These systems are somewhere in between Fantasy and Malifaux to me. There are plenty of models to use, but I want to give all my attention when painting them. Thus I use washes only to define recessed areas. The rest is done by the use of normal shading and highlighting. But that's my way of doing things. You can easily spray your whole fleet silver and wash it with Gryphonne Sepia to make them look gold or spray your whole Company of troops and tanks whatever uniform colour they should be in and wash it with Badab Black. Done and dusted. Add details and freehands later on but at least you are not playing with white resin or silver and grey infantry stands. Yuk!
So that's it really, that's how I use washes. I am the kind of person who hates playing with or against grey plastic. I always give people hints how to paint their minis quick and easy and at the same to make them look good.
Below I show you couple of examples of models painted with the use of washes. You can see for yourselves how effective (or not) they are. I will also add a brief description of the process.
Let's start off with a commission job. Here you got two vehicles for Crimson Fists chapter. It was the first time I used washes on vehicles so it was a bit of hit and miss.
It gave the models nice gritty look the client and I were after, but I think I used too much of it on some areas and we got a bit of staining. But it's my fault, not the washes. On one of the Battlefront (Flames of War manufacturer) tutorials they were saying that use of Gloss Varnish (of any brand) will make washes go just to recessed areas and one will be able to swipe it off with a brush from all flat surfaces.
Next one is my captain from Space Hulk box set.
I changed the model slightly by removing all blood droplets or painting them as gems if they were in a very prominent spot. As you can see the model has been basecoated with a dark gery, Addeptus Battlegrey I believe, and then washed with Badab Black. I wanted him in black armour for my Raven Guard army. All the detail work has been done couple weeks later. Works? You be the judge.
More recent work. Two test models for a commission I'm doing for a local shop.

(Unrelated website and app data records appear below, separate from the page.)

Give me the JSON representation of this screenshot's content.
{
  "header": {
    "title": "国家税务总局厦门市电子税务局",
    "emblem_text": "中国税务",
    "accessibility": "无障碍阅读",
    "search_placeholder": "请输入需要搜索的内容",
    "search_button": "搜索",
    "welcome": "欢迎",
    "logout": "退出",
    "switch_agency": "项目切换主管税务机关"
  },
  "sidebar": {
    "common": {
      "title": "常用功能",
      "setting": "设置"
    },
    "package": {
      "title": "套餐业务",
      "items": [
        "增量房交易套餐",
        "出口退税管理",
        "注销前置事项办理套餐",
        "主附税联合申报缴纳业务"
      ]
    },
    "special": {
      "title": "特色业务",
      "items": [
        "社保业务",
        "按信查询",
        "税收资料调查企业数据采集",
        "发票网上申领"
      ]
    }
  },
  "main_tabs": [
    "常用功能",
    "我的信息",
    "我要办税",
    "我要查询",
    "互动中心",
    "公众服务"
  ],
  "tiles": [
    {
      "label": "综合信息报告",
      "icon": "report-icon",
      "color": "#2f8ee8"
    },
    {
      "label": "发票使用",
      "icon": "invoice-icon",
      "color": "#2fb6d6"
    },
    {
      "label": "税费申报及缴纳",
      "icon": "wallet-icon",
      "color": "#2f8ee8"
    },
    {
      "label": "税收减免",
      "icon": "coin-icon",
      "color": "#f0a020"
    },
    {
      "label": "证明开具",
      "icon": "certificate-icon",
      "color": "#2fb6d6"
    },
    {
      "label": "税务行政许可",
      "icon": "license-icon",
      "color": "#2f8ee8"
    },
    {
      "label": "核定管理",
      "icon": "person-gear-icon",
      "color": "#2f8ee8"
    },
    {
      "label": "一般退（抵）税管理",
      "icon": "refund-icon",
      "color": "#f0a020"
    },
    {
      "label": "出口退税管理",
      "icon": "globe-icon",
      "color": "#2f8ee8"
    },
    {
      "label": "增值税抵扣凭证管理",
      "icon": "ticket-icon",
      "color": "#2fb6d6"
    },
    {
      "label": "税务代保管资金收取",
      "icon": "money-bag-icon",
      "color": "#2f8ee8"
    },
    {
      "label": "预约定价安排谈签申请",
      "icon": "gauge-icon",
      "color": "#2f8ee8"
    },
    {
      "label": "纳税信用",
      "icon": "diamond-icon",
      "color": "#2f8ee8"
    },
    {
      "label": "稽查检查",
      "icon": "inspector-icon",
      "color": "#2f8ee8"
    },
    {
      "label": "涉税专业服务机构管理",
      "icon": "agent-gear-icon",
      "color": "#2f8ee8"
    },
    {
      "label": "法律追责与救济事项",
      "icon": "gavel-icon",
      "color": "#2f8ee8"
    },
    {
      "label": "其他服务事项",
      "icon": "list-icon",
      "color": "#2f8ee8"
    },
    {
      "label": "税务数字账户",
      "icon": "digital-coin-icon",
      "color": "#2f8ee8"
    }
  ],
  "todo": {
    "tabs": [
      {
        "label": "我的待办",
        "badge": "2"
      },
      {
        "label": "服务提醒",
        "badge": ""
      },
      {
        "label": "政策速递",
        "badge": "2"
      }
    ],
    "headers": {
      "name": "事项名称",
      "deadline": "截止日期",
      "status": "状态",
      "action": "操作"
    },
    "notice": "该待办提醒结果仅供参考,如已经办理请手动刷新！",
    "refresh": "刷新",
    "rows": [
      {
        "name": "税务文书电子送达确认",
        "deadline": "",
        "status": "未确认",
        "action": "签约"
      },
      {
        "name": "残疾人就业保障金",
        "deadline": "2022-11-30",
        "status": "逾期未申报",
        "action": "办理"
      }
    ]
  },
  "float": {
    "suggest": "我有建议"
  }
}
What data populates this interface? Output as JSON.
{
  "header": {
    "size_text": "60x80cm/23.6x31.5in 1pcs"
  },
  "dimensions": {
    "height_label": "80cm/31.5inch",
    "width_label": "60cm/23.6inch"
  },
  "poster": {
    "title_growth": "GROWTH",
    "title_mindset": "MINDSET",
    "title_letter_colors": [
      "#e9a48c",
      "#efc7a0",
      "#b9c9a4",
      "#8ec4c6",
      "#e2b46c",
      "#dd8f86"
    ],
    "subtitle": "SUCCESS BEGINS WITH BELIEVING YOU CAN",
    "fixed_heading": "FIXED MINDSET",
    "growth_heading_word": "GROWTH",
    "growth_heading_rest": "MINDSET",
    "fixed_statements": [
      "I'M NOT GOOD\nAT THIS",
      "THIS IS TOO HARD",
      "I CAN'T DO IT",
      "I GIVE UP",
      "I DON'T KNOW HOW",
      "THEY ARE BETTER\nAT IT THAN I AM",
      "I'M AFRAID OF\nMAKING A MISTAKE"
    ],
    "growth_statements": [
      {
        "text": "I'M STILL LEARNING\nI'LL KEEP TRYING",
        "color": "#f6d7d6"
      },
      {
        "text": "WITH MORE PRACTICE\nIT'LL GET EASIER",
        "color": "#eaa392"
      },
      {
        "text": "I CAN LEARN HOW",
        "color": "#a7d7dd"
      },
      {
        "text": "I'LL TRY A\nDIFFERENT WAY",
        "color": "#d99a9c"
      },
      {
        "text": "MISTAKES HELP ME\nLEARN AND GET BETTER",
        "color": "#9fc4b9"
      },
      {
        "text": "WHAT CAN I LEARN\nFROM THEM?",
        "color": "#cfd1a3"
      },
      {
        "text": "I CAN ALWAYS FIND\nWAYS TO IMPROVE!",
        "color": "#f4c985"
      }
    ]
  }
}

Nice and simple job. As you can see the models are nicely defined. It actually took me longer to paint the ork than the space marine (the amount of belts and buckles!). The skin is also done with the washes, but I'll keep it a secret for when I write a post about how to paint orks in the future.
And here is my Mek, an independent character.
As you can see the technique is exactly the same as in the previous picture. The only difference is that all areas, even the flat ones have been recoated with the base colour to bring out the shadows. and lots of attention has been paid to all the detailing of the model.
And last but not least something of a gimmick.
That's what I do with the models I don't want to paint right now, but still want to play with them and, as I said before, don't want to look at bare plastic. White primer and Badab Black. You got all the details, you can easily tell what is a particular model and it's preshaded for base coating and further work.
I hope you found this post informative and interesting. If you have any questions concerning my techniques or just washes please ask me. I'll investigate, and come back with an answer / tutorial / explanation.
Till next time dear readers!